2 Population without double counting: residents of multiple communes (e.g., students and military personnel) only counted once.

Le Clapier is a commune in the Aveyron department in southern France.


Historical population
Year Pop. ±%
1962 73 —    
1968 96 +31.5%
1975 79 −17.7%
1982 71 −10.1%
1990 67 −5.6%
1999 65 −3.0%
2008 76 +16.9%
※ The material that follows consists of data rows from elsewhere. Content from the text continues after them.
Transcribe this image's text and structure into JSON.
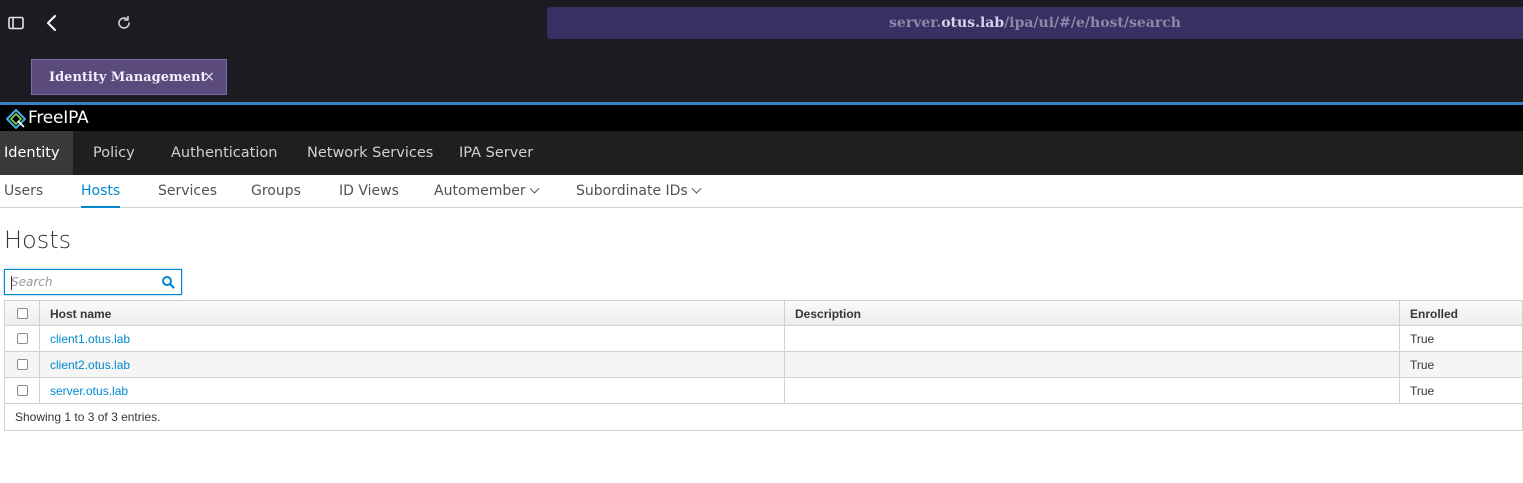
{
  "browser": {
    "url_host": "server.",
    "url_domain": "otus.lab",
    "url_path": "/ipa/ui/#/e/host/search",
    "tab_title": "Identity Management",
    "tab_close": "×"
  },
  "app": {
    "brand": "FreeIPA"
  },
  "nav": {
    "items": [
      "Identity",
      "Policy",
      "Authentication",
      "Network Services",
      "IPA Server"
    ],
    "active": "Identity"
  },
  "subnav": {
    "items": [
      "Users",
      "Hosts",
      "Services",
      "Groups",
      "ID Views",
      "Automember",
      "Subordinate IDs"
    ],
    "active": "Hosts"
  },
  "page": {
    "title": "Hosts"
  },
  "search": {
    "placeholder": "Search",
    "value": ""
  },
  "table": {
    "headers": {
      "host_name": "Host name",
      "description": "Description",
      "enrolled": "Enrolled"
    },
    "rows": [
      {
        "host_name": "client1.otus.lab",
        "description": "",
        "enrolled": "True"
      },
      {
        "host_name": "client2.otus.lab",
        "description": "",
        "enrolled": "True"
      },
      {
        "host_name": "server.otus.lab",
        "description": "",
        "enrolled": "True"
      }
    ],
    "footer": "Showing 1 to 3 of 3 entries."
  },
  "colors": {
    "accent": "#0088ce",
    "url_bar": "#3a2f63",
    "tab_bg": "#5b4a7c",
    "nav_bg": "#1f1f1f"
  }
}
The village is located 640 meters above sea level, West of the Causse du Larzac, which is 100 or 200 meters higher. The plateau in the region of Le Clapier, which dates from the Sinemurian age, is very stony and has many low walls and heaps of stones, hence the name as "clapier" is a French word for an accumulation of stones in Occitania. Along the slope of Larzac is a thick layer of black marlstones which date from the Toarcian age. It is streaked due to linear erosion and marl may be found in the local prairies. The edge of Larzac (also called the Western Guillhaumard) is made of large white limestone cliffs dating from the Bathonian age. The marns are rich in fossils of marine animals such as Ammonoidea and Belemnoidea. Also, the valley of the Sorgue close to Larzac reveals sediments dating as far back as the Cambrian Series 2. The village is located on the Mediterranean side of the Atlantic and Mediterranean watershed.


In the center of the village, the Clapier castle is made of the remains of a medieval fort, probably built by the Hospitallers of Jerusalem. The bottom part of a tower contains several arrow slits. It was ruined at the times of the Wars of Religion, but was partially reconstructed in the 17th and 18th centuries to become a farm. Episcopal archives mention that the fort of Clapier was built for pilgrims on the Way of St. James to shelter them from wolves and brigands. It contained dormitories, a bread oven, the commander's residence and a prison.

The Jardin botanique de Saint Xist is also located in Le Clapier.

See also[edit]